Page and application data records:
◇ ◇ ◇ ◇ ◇

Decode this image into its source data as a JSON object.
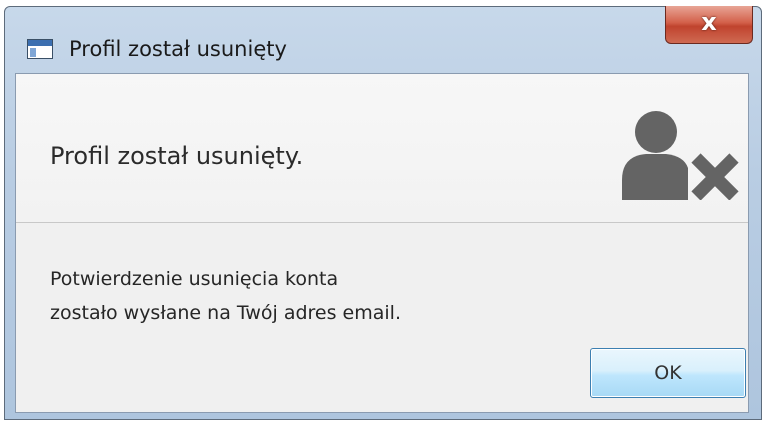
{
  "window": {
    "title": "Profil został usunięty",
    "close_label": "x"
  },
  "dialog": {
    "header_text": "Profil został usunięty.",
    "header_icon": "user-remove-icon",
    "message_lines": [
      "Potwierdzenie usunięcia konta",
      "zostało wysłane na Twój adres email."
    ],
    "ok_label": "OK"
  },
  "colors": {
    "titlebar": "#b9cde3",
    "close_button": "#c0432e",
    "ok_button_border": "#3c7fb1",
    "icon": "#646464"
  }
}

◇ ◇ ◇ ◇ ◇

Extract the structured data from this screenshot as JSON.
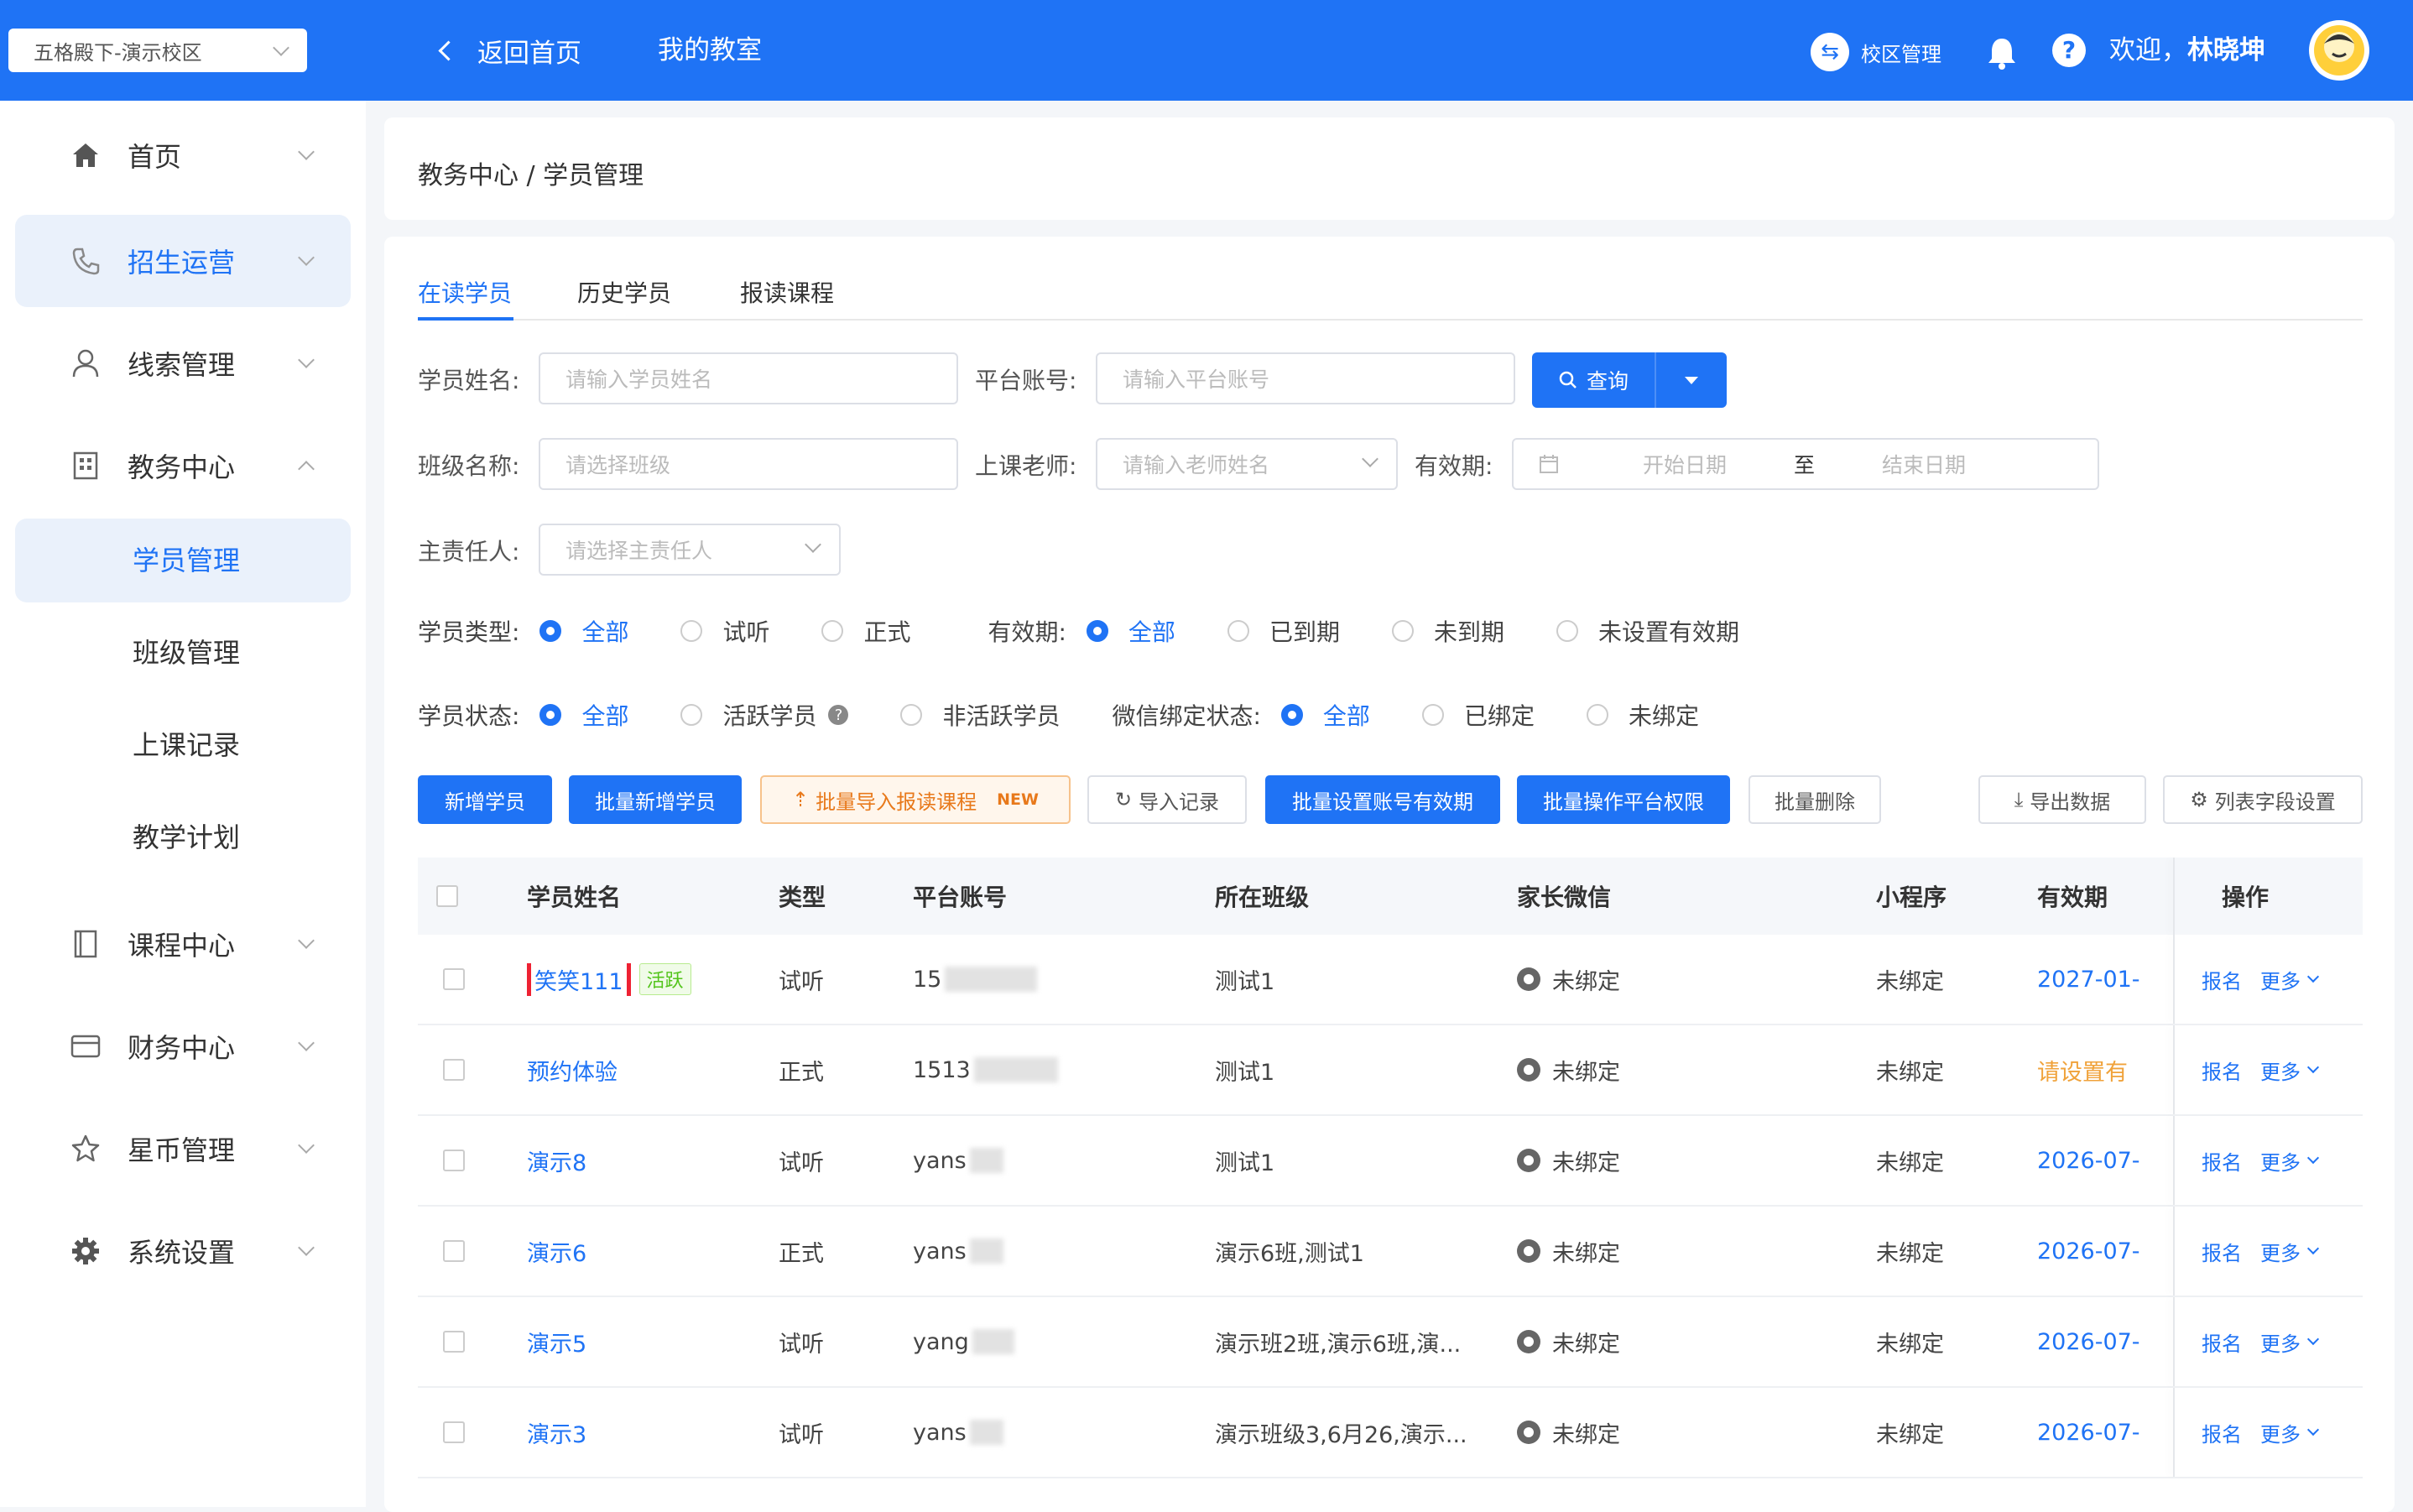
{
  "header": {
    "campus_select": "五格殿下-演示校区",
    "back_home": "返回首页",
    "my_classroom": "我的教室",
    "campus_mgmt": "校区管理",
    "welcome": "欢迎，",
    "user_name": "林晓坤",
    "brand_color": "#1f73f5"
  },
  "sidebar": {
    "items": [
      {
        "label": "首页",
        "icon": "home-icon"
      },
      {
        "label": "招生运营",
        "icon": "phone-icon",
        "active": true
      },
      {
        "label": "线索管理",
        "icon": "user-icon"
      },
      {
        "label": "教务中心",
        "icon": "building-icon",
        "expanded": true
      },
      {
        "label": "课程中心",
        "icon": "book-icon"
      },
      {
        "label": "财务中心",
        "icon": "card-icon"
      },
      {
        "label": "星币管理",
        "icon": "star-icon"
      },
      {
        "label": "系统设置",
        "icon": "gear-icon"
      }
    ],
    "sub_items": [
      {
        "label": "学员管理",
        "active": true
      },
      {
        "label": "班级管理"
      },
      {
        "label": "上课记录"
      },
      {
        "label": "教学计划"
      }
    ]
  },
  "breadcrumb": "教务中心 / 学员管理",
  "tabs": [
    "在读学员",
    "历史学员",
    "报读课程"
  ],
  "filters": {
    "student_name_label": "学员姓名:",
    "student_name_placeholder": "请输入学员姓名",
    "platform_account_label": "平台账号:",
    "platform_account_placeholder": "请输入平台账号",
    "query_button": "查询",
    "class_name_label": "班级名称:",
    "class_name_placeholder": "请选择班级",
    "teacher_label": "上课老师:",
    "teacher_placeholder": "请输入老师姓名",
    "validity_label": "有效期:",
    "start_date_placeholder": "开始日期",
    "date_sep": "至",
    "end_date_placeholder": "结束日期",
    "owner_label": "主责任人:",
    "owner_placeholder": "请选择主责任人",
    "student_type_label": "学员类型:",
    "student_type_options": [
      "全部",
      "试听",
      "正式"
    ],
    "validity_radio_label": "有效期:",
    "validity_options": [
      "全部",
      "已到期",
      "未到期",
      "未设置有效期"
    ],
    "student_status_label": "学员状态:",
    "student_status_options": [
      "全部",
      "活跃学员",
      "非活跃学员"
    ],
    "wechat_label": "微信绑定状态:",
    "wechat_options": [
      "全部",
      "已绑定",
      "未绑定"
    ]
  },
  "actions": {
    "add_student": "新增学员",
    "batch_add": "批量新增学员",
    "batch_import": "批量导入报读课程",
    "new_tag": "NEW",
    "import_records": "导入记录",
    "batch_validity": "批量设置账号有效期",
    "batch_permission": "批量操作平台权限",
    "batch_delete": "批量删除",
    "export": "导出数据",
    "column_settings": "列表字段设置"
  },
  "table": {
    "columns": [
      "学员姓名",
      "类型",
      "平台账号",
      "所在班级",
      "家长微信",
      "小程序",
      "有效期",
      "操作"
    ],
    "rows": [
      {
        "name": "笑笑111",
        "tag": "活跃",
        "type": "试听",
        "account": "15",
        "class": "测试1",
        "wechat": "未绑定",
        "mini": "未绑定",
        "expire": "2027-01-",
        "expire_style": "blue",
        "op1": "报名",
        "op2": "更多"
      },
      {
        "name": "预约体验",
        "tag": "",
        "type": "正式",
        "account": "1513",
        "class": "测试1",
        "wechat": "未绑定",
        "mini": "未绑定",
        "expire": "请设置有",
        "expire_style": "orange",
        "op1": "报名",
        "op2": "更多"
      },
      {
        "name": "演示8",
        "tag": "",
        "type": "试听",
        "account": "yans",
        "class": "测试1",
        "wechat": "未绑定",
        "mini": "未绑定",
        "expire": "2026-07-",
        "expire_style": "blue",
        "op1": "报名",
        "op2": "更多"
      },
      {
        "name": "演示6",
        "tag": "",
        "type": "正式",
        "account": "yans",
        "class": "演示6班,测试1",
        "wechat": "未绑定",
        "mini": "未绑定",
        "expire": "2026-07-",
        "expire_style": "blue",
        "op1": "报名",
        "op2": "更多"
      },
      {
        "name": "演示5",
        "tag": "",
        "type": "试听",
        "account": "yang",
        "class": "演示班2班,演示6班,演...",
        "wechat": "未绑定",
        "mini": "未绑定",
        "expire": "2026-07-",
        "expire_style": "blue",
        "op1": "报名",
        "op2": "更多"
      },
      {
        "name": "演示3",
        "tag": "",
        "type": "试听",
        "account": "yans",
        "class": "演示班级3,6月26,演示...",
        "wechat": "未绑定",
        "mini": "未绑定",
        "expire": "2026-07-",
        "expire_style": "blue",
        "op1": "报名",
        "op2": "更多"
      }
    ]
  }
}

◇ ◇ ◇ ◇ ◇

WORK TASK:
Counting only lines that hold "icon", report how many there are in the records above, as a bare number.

EXERCISE SOLUTION:
10